* Given records *
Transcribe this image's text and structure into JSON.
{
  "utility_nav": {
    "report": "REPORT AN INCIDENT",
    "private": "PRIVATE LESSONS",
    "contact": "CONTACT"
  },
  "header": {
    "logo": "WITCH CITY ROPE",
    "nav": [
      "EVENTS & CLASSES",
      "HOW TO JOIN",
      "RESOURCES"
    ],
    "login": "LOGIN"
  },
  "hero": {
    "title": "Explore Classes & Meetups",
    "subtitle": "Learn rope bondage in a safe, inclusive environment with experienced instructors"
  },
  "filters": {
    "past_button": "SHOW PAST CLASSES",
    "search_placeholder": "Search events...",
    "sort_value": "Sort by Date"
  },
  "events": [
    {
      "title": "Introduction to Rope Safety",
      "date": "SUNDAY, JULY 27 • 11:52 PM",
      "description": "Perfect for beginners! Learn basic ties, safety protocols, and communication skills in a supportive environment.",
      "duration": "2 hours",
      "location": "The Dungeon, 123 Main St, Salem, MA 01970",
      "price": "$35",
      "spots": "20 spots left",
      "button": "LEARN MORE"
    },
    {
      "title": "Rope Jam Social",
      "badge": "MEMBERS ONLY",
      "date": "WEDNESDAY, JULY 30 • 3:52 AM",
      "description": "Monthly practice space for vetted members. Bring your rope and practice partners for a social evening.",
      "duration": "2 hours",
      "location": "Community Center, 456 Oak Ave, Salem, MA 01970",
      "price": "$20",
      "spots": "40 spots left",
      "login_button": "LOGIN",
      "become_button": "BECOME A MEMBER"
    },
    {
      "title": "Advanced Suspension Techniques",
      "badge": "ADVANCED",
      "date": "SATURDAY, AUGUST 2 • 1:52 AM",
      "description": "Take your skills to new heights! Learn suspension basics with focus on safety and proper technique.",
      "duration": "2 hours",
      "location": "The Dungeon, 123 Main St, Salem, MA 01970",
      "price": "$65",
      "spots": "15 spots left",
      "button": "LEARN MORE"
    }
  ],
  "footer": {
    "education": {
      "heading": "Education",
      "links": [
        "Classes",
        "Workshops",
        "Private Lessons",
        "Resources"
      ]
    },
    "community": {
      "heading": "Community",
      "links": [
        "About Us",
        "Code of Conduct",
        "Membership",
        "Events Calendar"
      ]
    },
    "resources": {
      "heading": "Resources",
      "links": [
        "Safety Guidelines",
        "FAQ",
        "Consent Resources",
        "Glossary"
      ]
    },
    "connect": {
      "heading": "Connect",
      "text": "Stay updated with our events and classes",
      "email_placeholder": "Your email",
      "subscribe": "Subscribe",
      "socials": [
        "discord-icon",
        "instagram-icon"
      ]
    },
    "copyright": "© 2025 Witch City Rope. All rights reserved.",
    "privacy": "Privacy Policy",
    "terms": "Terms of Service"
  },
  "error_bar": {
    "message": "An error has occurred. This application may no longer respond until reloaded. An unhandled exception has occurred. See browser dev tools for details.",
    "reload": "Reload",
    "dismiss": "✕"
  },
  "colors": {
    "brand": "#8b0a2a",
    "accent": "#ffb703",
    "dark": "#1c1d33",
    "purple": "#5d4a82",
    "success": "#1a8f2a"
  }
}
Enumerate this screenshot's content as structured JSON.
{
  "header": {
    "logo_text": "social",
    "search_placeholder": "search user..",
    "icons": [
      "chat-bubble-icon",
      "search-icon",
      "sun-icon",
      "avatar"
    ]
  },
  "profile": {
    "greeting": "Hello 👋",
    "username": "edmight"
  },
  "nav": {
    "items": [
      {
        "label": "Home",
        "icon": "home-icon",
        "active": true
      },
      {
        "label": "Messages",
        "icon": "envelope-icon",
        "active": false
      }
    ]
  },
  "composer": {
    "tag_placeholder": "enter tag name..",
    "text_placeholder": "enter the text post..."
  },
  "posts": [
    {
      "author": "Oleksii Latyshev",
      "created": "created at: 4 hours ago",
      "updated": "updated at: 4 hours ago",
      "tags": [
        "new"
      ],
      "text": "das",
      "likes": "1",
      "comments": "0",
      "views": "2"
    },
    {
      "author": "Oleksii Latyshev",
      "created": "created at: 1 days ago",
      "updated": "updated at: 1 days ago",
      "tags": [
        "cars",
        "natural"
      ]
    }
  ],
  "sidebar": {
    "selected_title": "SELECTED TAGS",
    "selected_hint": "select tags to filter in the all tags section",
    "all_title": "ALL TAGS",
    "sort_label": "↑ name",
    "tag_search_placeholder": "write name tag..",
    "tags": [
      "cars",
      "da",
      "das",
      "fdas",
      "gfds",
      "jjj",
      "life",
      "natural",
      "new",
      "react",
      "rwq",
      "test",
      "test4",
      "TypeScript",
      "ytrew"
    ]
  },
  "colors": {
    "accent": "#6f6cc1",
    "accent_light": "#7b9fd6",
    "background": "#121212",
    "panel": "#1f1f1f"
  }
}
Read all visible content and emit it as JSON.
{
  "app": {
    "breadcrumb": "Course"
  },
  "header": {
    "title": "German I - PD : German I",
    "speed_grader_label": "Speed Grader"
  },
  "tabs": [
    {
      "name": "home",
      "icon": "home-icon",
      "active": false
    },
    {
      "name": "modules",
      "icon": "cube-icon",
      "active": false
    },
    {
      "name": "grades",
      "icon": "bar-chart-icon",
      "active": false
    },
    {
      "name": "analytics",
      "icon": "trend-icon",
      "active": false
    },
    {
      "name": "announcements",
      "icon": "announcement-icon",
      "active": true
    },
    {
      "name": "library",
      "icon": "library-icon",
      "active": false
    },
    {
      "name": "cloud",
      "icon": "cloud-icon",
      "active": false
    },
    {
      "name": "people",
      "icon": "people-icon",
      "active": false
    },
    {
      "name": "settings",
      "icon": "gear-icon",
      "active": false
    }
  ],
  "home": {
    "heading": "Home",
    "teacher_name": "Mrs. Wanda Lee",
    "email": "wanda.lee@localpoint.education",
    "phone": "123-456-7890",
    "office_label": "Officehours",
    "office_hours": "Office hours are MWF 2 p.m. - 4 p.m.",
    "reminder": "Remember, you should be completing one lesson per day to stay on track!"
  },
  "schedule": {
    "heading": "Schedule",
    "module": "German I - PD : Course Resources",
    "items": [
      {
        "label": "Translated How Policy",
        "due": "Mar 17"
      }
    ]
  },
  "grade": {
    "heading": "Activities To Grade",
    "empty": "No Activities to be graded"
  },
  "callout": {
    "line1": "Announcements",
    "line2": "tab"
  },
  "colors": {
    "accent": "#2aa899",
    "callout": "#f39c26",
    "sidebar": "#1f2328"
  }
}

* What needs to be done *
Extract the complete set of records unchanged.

* Task result *
Transcribe this image's text and structure into JSON.
{
  "utility_nav": {
    "report": "REPORT AN INCIDENT",
    "private": "PRIVATE LESSONS",
    "contact": "CONTACT"
  },
  "header": {
    "logo": "WITCH CITY ROPE",
    "nav": [
      "EVENTS & CLASSES",
      "HOW TO JOIN",
      "RESOURCES"
    ],
    "login": "LOGIN"
  },
  "hero": {
    "title": "Explore Classes & Meetups",
    "subtitle": "Learn rope bondage in a safe, inclusive environment with experienced instructors"
  },
  "filters": {
    "past_button": "SHOW PAST CLASSES",
    "search_placeholder": "Search events...",
    "sort_value": "Sort by Date"
  },
  "events": [
    {
      "title": "Introduction to Rope Safety",
      "date": "SUNDAY, JULY 27 • 11:52 PM",
      "description": "Perfect for beginners! Learn basic ties, safety protocols, and communication skills in a supportive environment.",
      "duration": "2 hours",
      "location": "The Dungeon, 123 Main St, Salem, MA 01970",
      "price": "$35",
      "spots": "20 spots left",
      "button": "LEARN MORE"
    },
    {
      "title": "Rope Jam Social",
      "badge": "MEMBERS ONLY",
      "date": "WEDNESDAY, JULY 30 • 3:52 AM",
      "description": "Monthly practice space for vetted members. Bring your rope and practice partners for a social evening.",
      "duration": "2 hours",
      "location": "Community Center, 456 Oak Ave, Salem, MA 01970",
      "price": "$20",
      "spots": "40 spots left",
      "login_button": "LOGIN",
      "become_button": "BECOME A MEMBER"
    },
    {
      "title": "Advanced Suspension Techniques",
      "badge": "ADVANCED",
      "date": "SATURDAY, AUGUST 2 • 1:52 AM",
      "description": "Take your skills to new heights! Learn suspension basics with focus on safety and proper technique.",
      "duration": "2 hours",
      "location": "The Dungeon, 123 Main St, Salem, MA 01970",
      "price": "$65",
      "spots": "15 spots left",
      "button": "LEARN MORE"
    }
  ],
  "footer": {
    "education": {
      "heading": "Education",
      "links": [
        "Classes",
        "Workshops",
        "Private Lessons",
        "Resources"
      ]
    },
    "community": {
      "heading": "Community",
      "links": [
        "About Us",
        "Code of Conduct",
        "Membership",
        "Events Calendar"
      ]
    },
    "resources": {
      "heading": "Resources",
      "links": [
        "Safety Guidelines",
        "FAQ",
        "Consent Resources",
        "Glossary"
      ]
    },
    "connect": {
      "heading": "Connect",
      "text": "Stay updated with our events and classes",
      "email_placeholder": "Your email",
      "subscribe": "Subscribe",
      "socials": [
        "discord-icon",
        "instagram-icon"
      ]
    },
    "copyright": "© 2025 Witch City Rope. All rights reserved.",
    "privacy": "Privacy Policy",
    "terms": "Terms of Service"
  },
  "error_bar": {
    "message": "An error has occurred. This application may no longer respond until reloaded. An unhandled exception has occurred. See browser dev tools for details.",
    "reload": "Reload",
    "dismiss": "✕"
  },
  "colors": {
    "brand": "#8b0a2a",
    "accent": "#ffb703",
    "dark": "#1c1d33",
    "purple": "#5d4a82",
    "success": "#1a8f2a"
  }
}
Enumerate this screenshot's content as structured JSON.
{
  "header": {
    "logo_text": "social",
    "search_placeholder": "search user..",
    "icons": [
      "chat-bubble-icon",
      "search-icon",
      "sun-icon",
      "avatar"
    ]
  },
  "profile": {
    "greeting": "Hello 👋",
    "username": "edmight"
  },
  "nav": {
    "items": [
      {
        "label": "Home",
        "icon": "home-icon",
        "active": true
      },
      {
        "label": "Messages",
        "icon": "envelope-icon",
        "active": false
      }
    ]
  },
  "composer": {
    "tag_placeholder": "enter tag name..",
    "text_placeholder": "enter the text post..."
  },
  "posts": [
    {
      "author": "Oleksii Latyshev",
      "created": "created at: 4 hours ago",
      "updated": "updated at: 4 hours ago",
      "tags": [
        "new"
      ],
      "text": "das",
      "likes": "1",
      "comments": "0",
      "views": "2"
    },
    {
      "author": "Oleksii Latyshev",
      "created": "created at: 1 days ago",
      "updated": "updated at: 1 days ago",
      "tags": [
        "cars",
        "natural"
      ]
    }
  ],
  "sidebar": {
    "selected_title": "SELECTED TAGS",
    "selected_hint": "select tags to filter in the all tags section",
    "all_title": "ALL TAGS",
    "sort_label": "↑ name",
    "tag_search_placeholder": "write name tag..",
    "tags": [
      "cars",
      "da",
      "das",
      "fdas",
      "gfds",
      "jjj",
      "life",
      "natural",
      "new",
      "react",
      "rwq",
      "test",
      "test4",
      "TypeScript",
      "ytrew"
    ]
  },
  "colors": {
    "accent": "#6f6cc1",
    "accent_light": "#7b9fd6",
    "background": "#121212",
    "panel": "#1f1f1f"
  }
}
Read all visible content and emit it as JSON.
{
  "app": {
    "breadcrumb": "Course"
  },
  "header": {
    "title": "German I - PD : German I",
    "speed_grader_label": "Speed Grader"
  },
  "tabs": [
    {
      "name": "home",
      "icon": "home-icon",
      "active": false
    },
    {
      "name": "modules",
      "icon": "cube-icon",
      "active": false
    },
    {
      "name": "grades",
      "icon": "bar-chart-icon",
      "active": false
    },
    {
      "name": "analytics",
      "icon": "trend-icon",
      "active": false
    },
    {
      "name": "announcements",
      "icon": "announcement-icon",
      "active": true
    },
    {
      "name": "library",
      "icon": "library-icon",
      "active": false
    },
    {
      "name": "cloud",
      "icon": "cloud-icon",
      "active": false
    },
    {
      "name": "people",
      "icon": "people-icon",
      "active": false
    },
    {
      "name": "settings",
      "icon": "gear-icon",
      "active": false
    }
  ],
  "home": {
    "heading": "Home",
    "teacher_name": "Mrs. Wanda Lee",
    "email": "wanda.lee@localpoint.education",
    "phone": "123-456-7890",
    "office_label": "Officehours",
    "office_hours": "Office hours are MWF 2 p.m. - 4 p.m.",
    "reminder": "Remember, you should be completing one lesson per day to stay on track!"
  },
  "schedule": {
    "heading": "Schedule",
    "module": "German I - PD : Course Resources",
    "items": [
      {
        "label": "Translated How Policy",
        "due": "Mar 17"
      }
    ]
  },
  "grade": {
    "heading": "Activities To Grade",
    "empty": "No Activities to be graded"
  },
  "callout": {
    "line1": "Announcements",
    "line2": "tab"
  },
  "colors": {
    "accent": "#2aa899",
    "callout": "#f39c26",
    "sidebar": "#1f2328"
  }
}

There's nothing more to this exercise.